*** Opening of TASK DATA ***
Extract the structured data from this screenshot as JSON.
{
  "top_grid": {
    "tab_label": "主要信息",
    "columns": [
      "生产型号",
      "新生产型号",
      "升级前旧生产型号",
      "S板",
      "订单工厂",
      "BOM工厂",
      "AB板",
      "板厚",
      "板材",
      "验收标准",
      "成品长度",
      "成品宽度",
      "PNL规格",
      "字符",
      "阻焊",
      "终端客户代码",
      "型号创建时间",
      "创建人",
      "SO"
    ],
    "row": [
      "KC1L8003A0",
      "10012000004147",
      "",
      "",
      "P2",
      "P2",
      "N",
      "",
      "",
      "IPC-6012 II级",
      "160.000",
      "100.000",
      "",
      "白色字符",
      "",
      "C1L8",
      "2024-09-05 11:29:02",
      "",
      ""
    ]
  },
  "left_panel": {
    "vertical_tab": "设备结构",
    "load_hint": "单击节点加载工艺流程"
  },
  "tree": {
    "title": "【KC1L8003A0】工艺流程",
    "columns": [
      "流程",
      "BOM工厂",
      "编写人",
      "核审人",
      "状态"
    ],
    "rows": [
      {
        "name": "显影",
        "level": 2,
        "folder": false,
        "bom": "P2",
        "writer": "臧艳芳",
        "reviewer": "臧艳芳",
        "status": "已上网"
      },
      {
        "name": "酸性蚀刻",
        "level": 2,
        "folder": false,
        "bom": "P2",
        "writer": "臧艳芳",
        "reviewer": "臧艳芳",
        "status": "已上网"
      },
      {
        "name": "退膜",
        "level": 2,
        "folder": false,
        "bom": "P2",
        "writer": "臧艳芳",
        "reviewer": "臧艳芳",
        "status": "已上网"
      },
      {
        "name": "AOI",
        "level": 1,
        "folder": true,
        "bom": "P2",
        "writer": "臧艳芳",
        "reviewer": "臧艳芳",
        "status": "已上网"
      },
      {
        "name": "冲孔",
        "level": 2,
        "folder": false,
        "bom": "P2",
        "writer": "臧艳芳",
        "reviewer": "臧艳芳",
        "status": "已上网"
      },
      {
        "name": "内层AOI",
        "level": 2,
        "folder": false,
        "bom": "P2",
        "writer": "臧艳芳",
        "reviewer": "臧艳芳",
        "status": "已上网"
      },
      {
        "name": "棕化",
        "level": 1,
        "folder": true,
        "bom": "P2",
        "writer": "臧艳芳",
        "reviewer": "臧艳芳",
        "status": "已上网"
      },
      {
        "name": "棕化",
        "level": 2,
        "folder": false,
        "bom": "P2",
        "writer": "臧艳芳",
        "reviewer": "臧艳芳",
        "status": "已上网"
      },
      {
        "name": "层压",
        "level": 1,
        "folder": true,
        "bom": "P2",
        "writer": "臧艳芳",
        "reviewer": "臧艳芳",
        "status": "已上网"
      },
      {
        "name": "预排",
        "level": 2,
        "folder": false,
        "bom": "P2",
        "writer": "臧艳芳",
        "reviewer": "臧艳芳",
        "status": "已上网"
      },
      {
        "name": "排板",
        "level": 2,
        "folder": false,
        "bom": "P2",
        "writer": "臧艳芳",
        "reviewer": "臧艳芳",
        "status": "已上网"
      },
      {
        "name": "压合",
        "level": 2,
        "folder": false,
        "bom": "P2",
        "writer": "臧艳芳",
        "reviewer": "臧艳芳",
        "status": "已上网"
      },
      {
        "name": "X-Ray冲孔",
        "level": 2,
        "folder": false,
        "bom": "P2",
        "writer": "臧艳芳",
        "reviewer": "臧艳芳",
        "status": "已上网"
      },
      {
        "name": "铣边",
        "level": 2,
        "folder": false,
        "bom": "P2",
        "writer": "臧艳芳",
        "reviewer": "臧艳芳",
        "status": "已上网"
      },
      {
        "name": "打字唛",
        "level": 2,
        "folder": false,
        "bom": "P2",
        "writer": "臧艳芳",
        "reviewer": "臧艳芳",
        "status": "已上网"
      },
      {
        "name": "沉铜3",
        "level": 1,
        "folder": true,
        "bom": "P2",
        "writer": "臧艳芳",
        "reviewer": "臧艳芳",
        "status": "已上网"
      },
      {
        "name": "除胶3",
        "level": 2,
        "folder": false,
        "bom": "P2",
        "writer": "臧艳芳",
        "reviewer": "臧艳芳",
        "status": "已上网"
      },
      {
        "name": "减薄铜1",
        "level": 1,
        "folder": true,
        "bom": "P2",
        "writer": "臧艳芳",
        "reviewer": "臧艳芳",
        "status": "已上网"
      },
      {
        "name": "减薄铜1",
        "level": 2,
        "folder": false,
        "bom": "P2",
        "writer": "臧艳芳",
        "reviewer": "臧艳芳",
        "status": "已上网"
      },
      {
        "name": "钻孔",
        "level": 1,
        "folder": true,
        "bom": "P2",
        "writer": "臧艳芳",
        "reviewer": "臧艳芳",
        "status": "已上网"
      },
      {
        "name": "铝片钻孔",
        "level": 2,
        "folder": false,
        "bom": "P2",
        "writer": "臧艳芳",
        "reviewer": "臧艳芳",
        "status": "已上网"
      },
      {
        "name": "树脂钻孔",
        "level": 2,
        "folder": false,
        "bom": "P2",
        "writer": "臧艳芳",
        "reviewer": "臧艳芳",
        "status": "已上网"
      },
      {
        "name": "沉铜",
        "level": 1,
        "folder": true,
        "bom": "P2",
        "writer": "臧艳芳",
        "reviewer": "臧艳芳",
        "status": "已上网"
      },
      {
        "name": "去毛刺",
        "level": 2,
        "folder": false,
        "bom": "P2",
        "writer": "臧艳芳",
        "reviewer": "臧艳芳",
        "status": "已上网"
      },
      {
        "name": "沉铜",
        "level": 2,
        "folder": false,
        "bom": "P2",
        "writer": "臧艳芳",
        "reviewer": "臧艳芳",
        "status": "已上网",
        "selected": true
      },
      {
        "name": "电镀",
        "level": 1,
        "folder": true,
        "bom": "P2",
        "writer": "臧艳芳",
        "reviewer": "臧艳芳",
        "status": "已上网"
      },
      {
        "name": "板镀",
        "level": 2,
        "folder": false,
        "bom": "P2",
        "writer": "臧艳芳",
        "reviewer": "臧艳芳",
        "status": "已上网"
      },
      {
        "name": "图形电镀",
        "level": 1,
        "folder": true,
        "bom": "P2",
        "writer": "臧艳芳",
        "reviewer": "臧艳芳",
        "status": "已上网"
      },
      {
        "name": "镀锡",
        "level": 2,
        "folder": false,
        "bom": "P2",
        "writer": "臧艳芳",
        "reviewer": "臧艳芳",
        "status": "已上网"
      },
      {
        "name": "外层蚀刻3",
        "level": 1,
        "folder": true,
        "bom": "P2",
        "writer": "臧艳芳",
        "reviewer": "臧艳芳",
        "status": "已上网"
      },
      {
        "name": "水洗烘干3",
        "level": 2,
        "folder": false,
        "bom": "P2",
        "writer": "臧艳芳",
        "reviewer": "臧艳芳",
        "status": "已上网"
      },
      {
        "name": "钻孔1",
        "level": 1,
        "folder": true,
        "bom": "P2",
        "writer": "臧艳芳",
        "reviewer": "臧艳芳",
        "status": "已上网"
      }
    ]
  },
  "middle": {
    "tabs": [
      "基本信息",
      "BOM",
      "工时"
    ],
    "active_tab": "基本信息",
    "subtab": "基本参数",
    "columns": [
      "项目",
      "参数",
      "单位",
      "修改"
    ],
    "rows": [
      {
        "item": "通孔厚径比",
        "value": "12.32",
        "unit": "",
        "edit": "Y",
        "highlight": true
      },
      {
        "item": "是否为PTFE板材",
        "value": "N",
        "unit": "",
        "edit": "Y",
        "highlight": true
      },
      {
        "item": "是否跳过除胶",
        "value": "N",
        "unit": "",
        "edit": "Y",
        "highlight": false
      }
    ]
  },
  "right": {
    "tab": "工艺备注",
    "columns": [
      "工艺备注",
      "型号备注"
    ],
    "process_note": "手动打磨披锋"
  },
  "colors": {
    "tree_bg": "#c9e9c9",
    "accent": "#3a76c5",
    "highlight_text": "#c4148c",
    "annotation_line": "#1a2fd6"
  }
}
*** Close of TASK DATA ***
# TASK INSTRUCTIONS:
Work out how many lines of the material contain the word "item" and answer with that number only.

# ANSWER TO THIS EXERCISE:
3